> _WORK TO BE COMPLETED_
Images in the data are to be skipped, while every line is restated exactly as written.
*** DATA RECORDS Section Begins ***
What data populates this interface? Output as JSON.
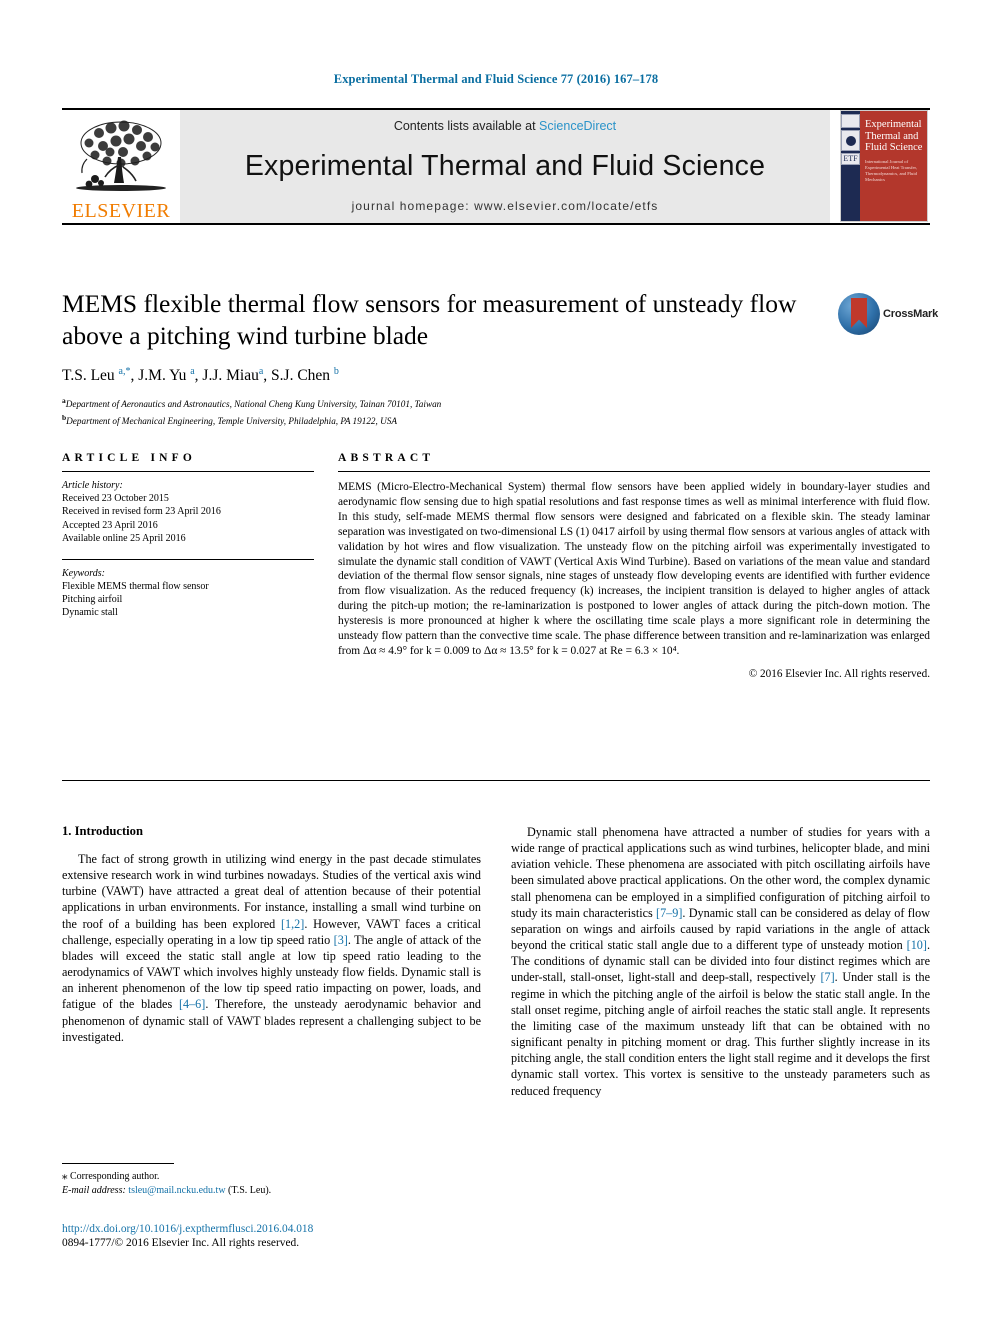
{
  "running_head": "Experimental Thermal and Fluid Science 77 (2016) 167–178",
  "banner": {
    "publisher_name": "ELSEVIER",
    "contents_prefix": "Contents lists available at ",
    "sciencedirect": "ScienceDirect",
    "journal_name": "Experimental Thermal and Fluid Science",
    "homepage": "journal homepage: www.elsevier.com/locate/etfs",
    "cover": {
      "logo_text": "ETF",
      "title": "Experimental Thermal and Fluid Science",
      "subtitle": "International Journal of Experimental Heat Transfer, Thermodynamics, and Fluid Mechanics"
    }
  },
  "article": {
    "title": "MEMS flexible thermal flow sensors for measurement of unsteady flow above a pitching wind turbine blade",
    "crossmark_label": "CrossMark",
    "authors_html": "T.S. Leu <sup>a,*</sup>, J.M. Yu <sup>a</sup>, J.J. Miau<sup>a</sup>, S.J. Chen <sup>b</sup>",
    "affiliations": [
      "Department of Aeronautics and Astronautics, National Cheng Kung University, Tainan 70101, Taiwan",
      "Department of Mechanical Engineering, Temple University, Philadelphia, PA 19122, USA"
    ],
    "affiliation_marks": [
      "a",
      "b"
    ]
  },
  "article_info": {
    "heading": "ARTICLE INFO",
    "history_label": "Article history:",
    "history": [
      "Received 23 October 2015",
      "Received in revised form 23 April 2016",
      "Accepted 23 April 2016",
      "Available online 25 April 2016"
    ],
    "keywords_label": "Keywords:",
    "keywords": [
      "Flexible MEMS thermal flow sensor",
      "Pitching airfoil",
      "Dynamic stall"
    ]
  },
  "abstract": {
    "heading": "ABSTRACT",
    "text": "MEMS (Micro-Electro-Mechanical System) thermal flow sensors have been applied widely in boundary-layer studies and aerodynamic flow sensing due to high spatial resolutions and fast response times as well as minimal interference with fluid flow. In this study, self-made MEMS thermal flow sensors were designed and fabricated on a flexible skin. The steady laminar separation was investigated on two-dimensional LS (1) 0417 airfoil by using thermal flow sensors at various angles of attack with validation by hot wires and flow visualization. The unsteady flow on the pitching airfoil was experimentally investigated to simulate the dynamic stall condition of VAWT (Vertical Axis Wind Turbine). Based on variations of the mean value and standard deviation of the thermal flow sensor signals, nine stages of unsteady flow developing events are identified with further evidence from flow visualization. As the reduced frequency (k) increases, the incipient transition is delayed to higher angles of attack during the pitch-up motion; the re-laminarization is postponed to lower angles of attack during the pitch-down motion. The hysteresis is more pronounced at higher k where the oscillating time scale plays a more significant role in determining the unsteady flow pattern than the convective time scale. The phase difference between transition and re-laminarization was enlarged from Δα ≈ 4.9° for k = 0.009 to Δα ≈ 13.5° for k = 0.027 at Re = 6.3 × 10⁴.",
    "copyright": "© 2016 Elsevier Inc. All rights reserved."
  },
  "body": {
    "section_heading": "1. Introduction",
    "left_paragraph_1_pre": "The fact of strong growth in utilizing wind energy in the past decade stimulates extensive research work in wind turbines nowadays. Studies of the vertical axis wind turbine (VAWT) have attracted a great deal of attention because of their potential applications in urban environments. For instance, installing a small wind turbine on the roof of a building has been explored ",
    "cite_1_2": "[1,2]",
    "left_paragraph_1_mid": ". However, VAWT faces a critical challenge, especially operating in a low tip speed ratio ",
    "cite_3": "[3]",
    "left_paragraph_1_mid2": ". The angle of attack of the blades will exceed the static stall angle at low tip speed ratio leading to the aerodynamics of VAWT which involves highly unsteady flow fields. Dynamic stall is an inherent phenomenon of the low tip speed ratio impacting on power, loads, and fatigue of the blades ",
    "cite_4_6": "[4–6]",
    "left_paragraph_1_end": ". Therefore, the unsteady aerodynamic behavior and phenomenon of dynamic stall of VAWT blades represent a challenging subject to be investigated.",
    "right_paragraph_pre": "Dynamic stall phenomena have attracted a number of studies for years with a wide range of practical applications such as wind turbines, helicopter blade, and mini aviation vehicle. These phenomena are associated with pitch oscillating airfoils have been simulated above practical applications. On the other word, the complex dynamic stall phenomena can be employed in a simplified configuration of pitching airfoil to study its main characteristics ",
    "cite_7_9": "[7–9]",
    "right_paragraph_mid": ". Dynamic stall can be considered as delay of flow separation on wings and airfoils caused by rapid variations in the angle of attack beyond the critical static stall angle due to a different type of unsteady motion ",
    "cite_10": "[10]",
    "right_paragraph_mid2": ". The conditions of dynamic stall can be divided into four distinct regimes which are under-stall, stall-onset, light-stall and deep-stall, respectively ",
    "cite_7": "[7]",
    "right_paragraph_end": ". Under stall is the regime in which the pitching angle of the airfoil is below the static stall angle. In the stall onset regime, pitching angle of airfoil reaches the static stall angle. It represents the limiting case of the maximum unsteady lift that can be obtained with no significant penalty in pitching moment or drag. This further slightly increase in its pitching angle, the stall condition enters the light stall regime and it develops the first dynamic stall vortex. This vortex is sensitive to the unsteady parameters such as reduced frequency"
  },
  "footnotes": {
    "corresponding_mark": "⁎",
    "corresponding_text": "Corresponding author.",
    "email_label": "E-mail address:",
    "email": "tsleu@mail.ncku.edu.tw",
    "email_owner": "(T.S. Leu)."
  },
  "footer": {
    "doi": "http://dx.doi.org/10.1016/j.expthermflusci.2016.04.018",
    "issn": "0894-1777/© 2016 Elsevier Inc. All rights reserved."
  },
  "colors": {
    "link": "#1572a8",
    "running_head": "#0a6ea1",
    "elsevier_orange": "#f07c00",
    "cover_red": "#b3372c",
    "cover_navy": "#1d2a52"
  }
}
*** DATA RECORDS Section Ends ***
> _TASK OUTPUT_
What data populates this interface? Output as JSON.
{
  "running_head": "Experimental Thermal and Fluid Science 77 (2016) 167–178",
  "banner": {
    "publisher_name": "ELSEVIER",
    "contents_prefix": "Contents lists available at ",
    "sciencedirect": "ScienceDirect",
    "journal_name": "Experimental Thermal and Fluid Science",
    "homepage": "journal homepage: www.elsevier.com/locate/etfs",
    "cover": {
      "logo_text": "ETF",
      "title": "Experimental Thermal and Fluid Science",
      "subtitle": "International Journal of Experimental Heat Transfer, Thermodynamics, and Fluid Mechanics"
    }
  },
  "article": {
    "title": "MEMS flexible thermal flow sensors for measurement of unsteady flow above a pitching wind turbine blade",
    "crossmark_label": "CrossMark",
    "authors_html": "T.S. Leu <sup>a,*</sup>, J.M. Yu <sup>a</sup>, J.J. Miau<sup>a</sup>, S.J. Chen <sup>b</sup>",
    "affiliations": [
      "Department of Aeronautics and Astronautics, National Cheng Kung University, Tainan 70101, Taiwan",
      "Department of Mechanical Engineering, Temple University, Philadelphia, PA 19122, USA"
    ],
    "affiliation_marks": [
      "a",
      "b"
    ]
  },
  "article_info": {
    "heading": "ARTICLE INFO",
    "history_label": "Article history:",
    "history": [
      "Received 23 October 2015",
      "Received in revised form 23 April 2016",
      "Accepted 23 April 2016",
      "Available online 25 April 2016"
    ],
    "keywords_label": "Keywords:",
    "keywords": [
      "Flexible MEMS thermal flow sensor",
      "Pitching airfoil",
      "Dynamic stall"
    ]
  },
  "abstract": {
    "heading": "ABSTRACT",
    "text": "MEMS (Micro-Electro-Mechanical System) thermal flow sensors have been applied widely in boundary-layer studies and aerodynamic flow sensing due to high spatial resolutions and fast response times as well as minimal interference with fluid flow. In this study, self-made MEMS thermal flow sensors were designed and fabricated on a flexible skin. The steady laminar separation was investigated on two-dimensional LS (1) 0417 airfoil by using thermal flow sensors at various angles of attack with validation by hot wires and flow visualization. The unsteady flow on the pitching airfoil was experimentally investigated to simulate the dynamic stall condition of VAWT (Vertical Axis Wind Turbine). Based on variations of the mean value and standard deviation of the thermal flow sensor signals, nine stages of unsteady flow developing events are identified with further evidence from flow visualization. As the reduced frequency (k) increases, the incipient transition is delayed to higher angles of attack during the pitch-up motion; the re-laminarization is postponed to lower angles of attack during the pitch-down motion. The hysteresis is more pronounced at higher k where the oscillating time scale plays a more significant role in determining the unsteady flow pattern than the convective time scale. The phase difference between transition and re-laminarization was enlarged from Δα ≈ 4.9° for k = 0.009 to Δα ≈ 13.5° for k = 0.027 at Re = 6.3 × 10⁴.",
    "copyright": "© 2016 Elsevier Inc. All rights reserved."
  },
  "body": {
    "section_heading": "1. Introduction",
    "left_paragraph_1_pre": "The fact of strong growth in utilizing wind energy in the past decade stimulates extensive research work in wind turbines nowadays. Studies of the vertical axis wind turbine (VAWT) have attracted a great deal of attention because of their potential applications in urban environments. For instance, installing a small wind turbine on the roof of a building has been explored ",
    "cite_1_2": "[1,2]",
    "left_paragraph_1_mid": ". However, VAWT faces a critical challenge, especially operating in a low tip speed ratio ",
    "cite_3": "[3]",
    "left_paragraph_1_mid2": ". The angle of attack of the blades will exceed the static stall angle at low tip speed ratio leading to the aerodynamics of VAWT which involves highly unsteady flow fields. Dynamic stall is an inherent phenomenon of the low tip speed ratio impacting on power, loads, and fatigue of the blades ",
    "cite_4_6": "[4–6]",
    "left_paragraph_1_end": ". Therefore, the unsteady aerodynamic behavior and phenomenon of dynamic stall of VAWT blades represent a challenging subject to be investigated.",
    "right_paragraph_pre": "Dynamic stall phenomena have attracted a number of studies for years with a wide range of practical applications such as wind turbines, helicopter blade, and mini aviation vehicle. These phenomena are associated with pitch oscillating airfoils have been simulated above practical applications. On the other word, the complex dynamic stall phenomena can be employed in a simplified configuration of pitching airfoil to study its main characteristics ",
    "cite_7_9": "[7–9]",
    "right_paragraph_mid": ". Dynamic stall can be considered as delay of flow separation on wings and airfoils caused by rapid variations in the angle of attack beyond the critical static stall angle due to a different type of unsteady motion ",
    "cite_10": "[10]",
    "right_paragraph_mid2": ". The conditions of dynamic stall can be divided into four distinct regimes which are under-stall, stall-onset, light-stall and deep-stall, respectively ",
    "cite_7": "[7]",
    "right_paragraph_end": ". Under stall is the regime in which the pitching angle of the airfoil is below the static stall angle. In the stall onset regime, pitching angle of airfoil reaches the static stall angle. It represents the limiting case of the maximum unsteady lift that can be obtained with no significant penalty in pitching moment or drag. This further slightly increase in its pitching angle, the stall condition enters the light stall regime and it develops the first dynamic stall vortex. This vortex is sensitive to the unsteady parameters such as reduced frequency"
  },
  "footnotes": {
    "corresponding_mark": "⁎",
    "corresponding_text": "Corresponding author.",
    "email_label": "E-mail address:",
    "email": "tsleu@mail.ncku.edu.tw",
    "email_owner": "(T.S. Leu)."
  },
  "footer": {
    "doi": "http://dx.doi.org/10.1016/j.expthermflusci.2016.04.018",
    "issn": "0894-1777/© 2016 Elsevier Inc. All rights reserved."
  },
  "colors": {
    "link": "#1572a8",
    "running_head": "#0a6ea1",
    "elsevier_orange": "#f07c00",
    "cover_red": "#b3372c",
    "cover_navy": "#1d2a52"
  }
}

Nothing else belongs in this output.